Page and application data records
-=-=-=-=-

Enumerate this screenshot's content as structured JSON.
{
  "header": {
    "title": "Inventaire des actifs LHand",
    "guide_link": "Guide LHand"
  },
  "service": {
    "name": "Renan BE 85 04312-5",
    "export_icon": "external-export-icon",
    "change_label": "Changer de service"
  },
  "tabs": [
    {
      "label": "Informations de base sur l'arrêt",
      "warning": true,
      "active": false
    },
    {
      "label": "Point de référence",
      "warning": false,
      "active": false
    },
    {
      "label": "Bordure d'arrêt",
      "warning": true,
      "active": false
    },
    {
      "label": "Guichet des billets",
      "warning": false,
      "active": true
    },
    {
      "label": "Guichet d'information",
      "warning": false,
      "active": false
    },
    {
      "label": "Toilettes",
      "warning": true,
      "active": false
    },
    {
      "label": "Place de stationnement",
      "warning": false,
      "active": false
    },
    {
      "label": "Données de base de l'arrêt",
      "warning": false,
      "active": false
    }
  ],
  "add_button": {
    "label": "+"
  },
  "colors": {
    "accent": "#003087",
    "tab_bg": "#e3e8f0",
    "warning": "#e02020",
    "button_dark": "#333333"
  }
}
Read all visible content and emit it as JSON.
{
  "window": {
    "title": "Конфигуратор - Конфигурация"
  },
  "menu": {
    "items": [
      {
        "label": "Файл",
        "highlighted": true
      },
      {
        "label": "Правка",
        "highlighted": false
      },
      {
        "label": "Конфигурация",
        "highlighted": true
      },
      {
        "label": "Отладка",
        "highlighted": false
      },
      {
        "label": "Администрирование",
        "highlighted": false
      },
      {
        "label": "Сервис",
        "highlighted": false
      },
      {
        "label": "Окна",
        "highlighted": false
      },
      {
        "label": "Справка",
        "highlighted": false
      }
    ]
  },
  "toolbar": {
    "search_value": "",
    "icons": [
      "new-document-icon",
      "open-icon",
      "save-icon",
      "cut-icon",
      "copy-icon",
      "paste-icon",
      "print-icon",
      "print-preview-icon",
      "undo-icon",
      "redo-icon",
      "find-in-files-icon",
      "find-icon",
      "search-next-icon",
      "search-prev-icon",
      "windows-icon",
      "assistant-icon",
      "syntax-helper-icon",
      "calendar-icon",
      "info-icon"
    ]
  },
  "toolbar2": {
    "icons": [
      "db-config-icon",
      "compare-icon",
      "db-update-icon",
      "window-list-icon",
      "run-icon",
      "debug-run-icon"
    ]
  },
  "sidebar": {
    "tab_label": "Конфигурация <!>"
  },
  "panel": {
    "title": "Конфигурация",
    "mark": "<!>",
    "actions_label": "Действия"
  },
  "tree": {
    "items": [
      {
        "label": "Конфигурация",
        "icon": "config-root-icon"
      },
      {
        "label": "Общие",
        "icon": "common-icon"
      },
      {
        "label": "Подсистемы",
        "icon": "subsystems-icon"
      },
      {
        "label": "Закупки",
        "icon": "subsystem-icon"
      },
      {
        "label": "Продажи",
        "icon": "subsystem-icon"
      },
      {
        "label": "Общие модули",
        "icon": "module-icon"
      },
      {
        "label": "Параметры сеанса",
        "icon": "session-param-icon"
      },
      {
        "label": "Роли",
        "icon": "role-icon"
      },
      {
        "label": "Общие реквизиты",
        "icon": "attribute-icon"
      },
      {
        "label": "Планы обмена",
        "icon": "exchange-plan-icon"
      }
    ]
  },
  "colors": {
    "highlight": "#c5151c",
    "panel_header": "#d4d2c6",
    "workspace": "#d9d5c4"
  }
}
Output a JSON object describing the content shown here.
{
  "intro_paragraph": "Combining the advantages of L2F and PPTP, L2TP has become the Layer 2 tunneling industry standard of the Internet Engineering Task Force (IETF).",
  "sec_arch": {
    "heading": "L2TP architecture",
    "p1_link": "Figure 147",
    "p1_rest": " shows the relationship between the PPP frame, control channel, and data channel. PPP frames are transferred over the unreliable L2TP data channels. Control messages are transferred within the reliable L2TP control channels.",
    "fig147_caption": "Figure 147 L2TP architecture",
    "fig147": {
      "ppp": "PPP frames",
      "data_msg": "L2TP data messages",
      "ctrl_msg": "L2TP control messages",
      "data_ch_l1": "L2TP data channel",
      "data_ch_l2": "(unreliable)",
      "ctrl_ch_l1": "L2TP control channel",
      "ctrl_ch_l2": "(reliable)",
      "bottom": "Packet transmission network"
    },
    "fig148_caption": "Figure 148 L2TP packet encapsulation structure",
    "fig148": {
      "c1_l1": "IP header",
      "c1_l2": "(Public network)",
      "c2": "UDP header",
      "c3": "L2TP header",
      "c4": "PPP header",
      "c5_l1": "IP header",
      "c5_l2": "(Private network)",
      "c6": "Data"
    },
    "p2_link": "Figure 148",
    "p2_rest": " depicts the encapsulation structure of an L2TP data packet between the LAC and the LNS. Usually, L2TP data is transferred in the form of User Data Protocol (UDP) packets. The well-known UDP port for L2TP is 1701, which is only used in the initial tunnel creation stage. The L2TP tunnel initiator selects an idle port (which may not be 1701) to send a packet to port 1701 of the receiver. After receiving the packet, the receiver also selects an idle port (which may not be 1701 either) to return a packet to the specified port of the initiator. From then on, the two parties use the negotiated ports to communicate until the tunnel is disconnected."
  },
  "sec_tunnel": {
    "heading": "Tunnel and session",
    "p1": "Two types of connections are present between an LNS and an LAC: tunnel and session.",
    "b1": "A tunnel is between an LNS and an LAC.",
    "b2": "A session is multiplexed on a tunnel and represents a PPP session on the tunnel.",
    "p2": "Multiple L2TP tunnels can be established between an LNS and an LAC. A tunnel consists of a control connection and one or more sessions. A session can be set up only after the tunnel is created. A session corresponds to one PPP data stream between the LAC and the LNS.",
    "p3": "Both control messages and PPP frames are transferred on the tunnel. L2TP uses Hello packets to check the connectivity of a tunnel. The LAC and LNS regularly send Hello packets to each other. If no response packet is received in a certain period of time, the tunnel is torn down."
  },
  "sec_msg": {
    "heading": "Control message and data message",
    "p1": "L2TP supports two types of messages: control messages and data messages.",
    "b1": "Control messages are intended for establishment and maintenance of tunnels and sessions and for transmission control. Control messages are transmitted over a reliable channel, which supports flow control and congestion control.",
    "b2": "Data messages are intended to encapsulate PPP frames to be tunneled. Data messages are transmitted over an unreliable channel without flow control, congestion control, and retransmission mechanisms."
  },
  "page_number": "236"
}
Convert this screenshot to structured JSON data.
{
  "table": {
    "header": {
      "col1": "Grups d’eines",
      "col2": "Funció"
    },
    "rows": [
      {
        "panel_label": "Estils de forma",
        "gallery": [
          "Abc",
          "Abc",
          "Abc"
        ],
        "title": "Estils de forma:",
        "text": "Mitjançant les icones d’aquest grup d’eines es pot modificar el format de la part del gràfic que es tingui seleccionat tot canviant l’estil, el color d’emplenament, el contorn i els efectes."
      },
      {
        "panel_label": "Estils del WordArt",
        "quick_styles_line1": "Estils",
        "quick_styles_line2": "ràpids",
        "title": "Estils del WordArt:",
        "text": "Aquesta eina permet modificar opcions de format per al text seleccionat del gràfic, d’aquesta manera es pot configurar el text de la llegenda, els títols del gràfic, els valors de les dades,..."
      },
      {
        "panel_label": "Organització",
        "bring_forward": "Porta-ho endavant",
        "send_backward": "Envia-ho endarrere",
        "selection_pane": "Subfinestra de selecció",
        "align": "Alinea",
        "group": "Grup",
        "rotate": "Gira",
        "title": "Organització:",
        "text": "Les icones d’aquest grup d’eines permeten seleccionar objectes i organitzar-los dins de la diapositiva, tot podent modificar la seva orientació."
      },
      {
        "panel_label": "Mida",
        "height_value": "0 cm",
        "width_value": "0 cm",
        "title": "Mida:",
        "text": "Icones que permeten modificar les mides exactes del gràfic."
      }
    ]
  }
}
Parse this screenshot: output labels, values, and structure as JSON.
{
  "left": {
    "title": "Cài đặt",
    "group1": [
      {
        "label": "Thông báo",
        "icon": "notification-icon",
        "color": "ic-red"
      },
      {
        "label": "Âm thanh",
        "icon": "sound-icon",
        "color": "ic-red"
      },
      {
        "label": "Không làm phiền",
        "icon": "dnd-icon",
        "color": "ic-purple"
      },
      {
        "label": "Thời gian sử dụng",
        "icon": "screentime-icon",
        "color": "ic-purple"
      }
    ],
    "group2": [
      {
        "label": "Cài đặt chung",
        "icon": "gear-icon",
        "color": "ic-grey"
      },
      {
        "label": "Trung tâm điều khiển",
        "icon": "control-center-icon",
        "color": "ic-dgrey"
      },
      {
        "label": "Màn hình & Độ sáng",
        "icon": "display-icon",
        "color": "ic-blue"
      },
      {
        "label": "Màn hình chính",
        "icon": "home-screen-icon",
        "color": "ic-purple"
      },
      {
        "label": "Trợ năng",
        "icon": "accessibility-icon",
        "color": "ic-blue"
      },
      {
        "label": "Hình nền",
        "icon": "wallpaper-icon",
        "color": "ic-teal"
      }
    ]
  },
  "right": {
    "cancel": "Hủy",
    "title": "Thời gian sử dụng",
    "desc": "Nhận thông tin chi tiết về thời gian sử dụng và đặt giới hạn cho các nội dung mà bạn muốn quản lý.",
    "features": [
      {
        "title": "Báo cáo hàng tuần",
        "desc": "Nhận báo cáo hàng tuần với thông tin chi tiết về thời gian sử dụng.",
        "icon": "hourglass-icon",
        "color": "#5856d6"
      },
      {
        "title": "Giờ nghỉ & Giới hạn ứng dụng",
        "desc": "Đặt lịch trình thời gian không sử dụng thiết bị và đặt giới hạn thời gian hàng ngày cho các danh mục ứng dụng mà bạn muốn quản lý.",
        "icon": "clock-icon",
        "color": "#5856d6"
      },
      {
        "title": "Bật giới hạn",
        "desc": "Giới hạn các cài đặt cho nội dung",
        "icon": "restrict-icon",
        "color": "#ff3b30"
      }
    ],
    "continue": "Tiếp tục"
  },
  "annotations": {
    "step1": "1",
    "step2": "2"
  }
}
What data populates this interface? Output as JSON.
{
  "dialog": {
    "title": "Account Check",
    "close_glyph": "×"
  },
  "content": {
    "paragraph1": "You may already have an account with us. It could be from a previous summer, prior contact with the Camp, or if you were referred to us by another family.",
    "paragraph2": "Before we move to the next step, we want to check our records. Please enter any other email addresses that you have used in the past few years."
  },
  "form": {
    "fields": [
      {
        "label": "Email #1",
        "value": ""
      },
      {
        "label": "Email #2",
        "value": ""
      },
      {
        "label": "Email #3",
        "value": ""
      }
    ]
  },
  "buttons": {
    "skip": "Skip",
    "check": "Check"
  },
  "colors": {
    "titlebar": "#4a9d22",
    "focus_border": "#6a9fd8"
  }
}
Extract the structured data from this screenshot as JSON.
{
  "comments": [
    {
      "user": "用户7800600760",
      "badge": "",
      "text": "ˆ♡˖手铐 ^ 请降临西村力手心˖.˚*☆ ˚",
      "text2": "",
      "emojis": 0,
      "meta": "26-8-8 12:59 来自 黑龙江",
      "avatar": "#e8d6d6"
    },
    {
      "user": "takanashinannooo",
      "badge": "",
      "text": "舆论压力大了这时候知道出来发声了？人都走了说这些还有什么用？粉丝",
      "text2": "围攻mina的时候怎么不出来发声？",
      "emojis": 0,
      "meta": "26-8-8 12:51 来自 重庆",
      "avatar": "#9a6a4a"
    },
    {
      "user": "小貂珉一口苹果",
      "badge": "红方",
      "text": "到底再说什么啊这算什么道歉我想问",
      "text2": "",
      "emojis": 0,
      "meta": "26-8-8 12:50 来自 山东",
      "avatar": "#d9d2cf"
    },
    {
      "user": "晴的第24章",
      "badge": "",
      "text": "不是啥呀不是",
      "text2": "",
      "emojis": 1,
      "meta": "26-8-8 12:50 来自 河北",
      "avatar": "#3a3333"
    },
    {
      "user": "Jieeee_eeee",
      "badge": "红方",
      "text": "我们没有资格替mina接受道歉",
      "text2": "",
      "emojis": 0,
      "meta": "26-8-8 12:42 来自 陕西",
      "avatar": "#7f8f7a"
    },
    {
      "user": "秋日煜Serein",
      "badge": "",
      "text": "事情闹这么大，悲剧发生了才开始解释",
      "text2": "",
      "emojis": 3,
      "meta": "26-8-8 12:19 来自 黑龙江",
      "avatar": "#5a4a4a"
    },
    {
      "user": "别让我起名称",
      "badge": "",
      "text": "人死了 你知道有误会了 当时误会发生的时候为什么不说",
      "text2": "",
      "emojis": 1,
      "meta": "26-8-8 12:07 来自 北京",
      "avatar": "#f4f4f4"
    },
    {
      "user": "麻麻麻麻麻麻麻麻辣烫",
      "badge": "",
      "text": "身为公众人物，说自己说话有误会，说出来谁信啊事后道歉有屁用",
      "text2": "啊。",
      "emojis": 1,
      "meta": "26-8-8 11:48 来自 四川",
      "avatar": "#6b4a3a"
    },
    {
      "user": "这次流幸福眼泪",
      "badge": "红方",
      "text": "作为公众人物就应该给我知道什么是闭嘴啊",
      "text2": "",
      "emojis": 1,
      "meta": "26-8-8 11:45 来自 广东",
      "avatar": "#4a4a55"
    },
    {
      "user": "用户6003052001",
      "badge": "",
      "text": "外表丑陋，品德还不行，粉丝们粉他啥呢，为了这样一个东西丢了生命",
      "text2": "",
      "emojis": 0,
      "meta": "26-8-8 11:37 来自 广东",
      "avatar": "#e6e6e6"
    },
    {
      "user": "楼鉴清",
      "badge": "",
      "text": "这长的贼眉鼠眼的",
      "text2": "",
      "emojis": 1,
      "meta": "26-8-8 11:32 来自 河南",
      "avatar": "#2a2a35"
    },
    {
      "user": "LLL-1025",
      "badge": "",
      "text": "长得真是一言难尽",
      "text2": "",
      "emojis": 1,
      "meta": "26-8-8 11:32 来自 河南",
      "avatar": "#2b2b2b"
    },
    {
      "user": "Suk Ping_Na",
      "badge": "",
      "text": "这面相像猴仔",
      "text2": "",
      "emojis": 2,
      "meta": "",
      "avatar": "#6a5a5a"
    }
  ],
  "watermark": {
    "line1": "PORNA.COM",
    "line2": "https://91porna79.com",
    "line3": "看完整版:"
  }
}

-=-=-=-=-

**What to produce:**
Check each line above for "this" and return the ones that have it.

**Answer:**
Enumerate this screenshot's content as structured JSON.
Convert this screenshot to structured JSON data.
Parse this screenshot: output labels, values, and structure as JSON.
What data populates this interface? Output as JSON.
Extract the structured data from this screenshot as JSON.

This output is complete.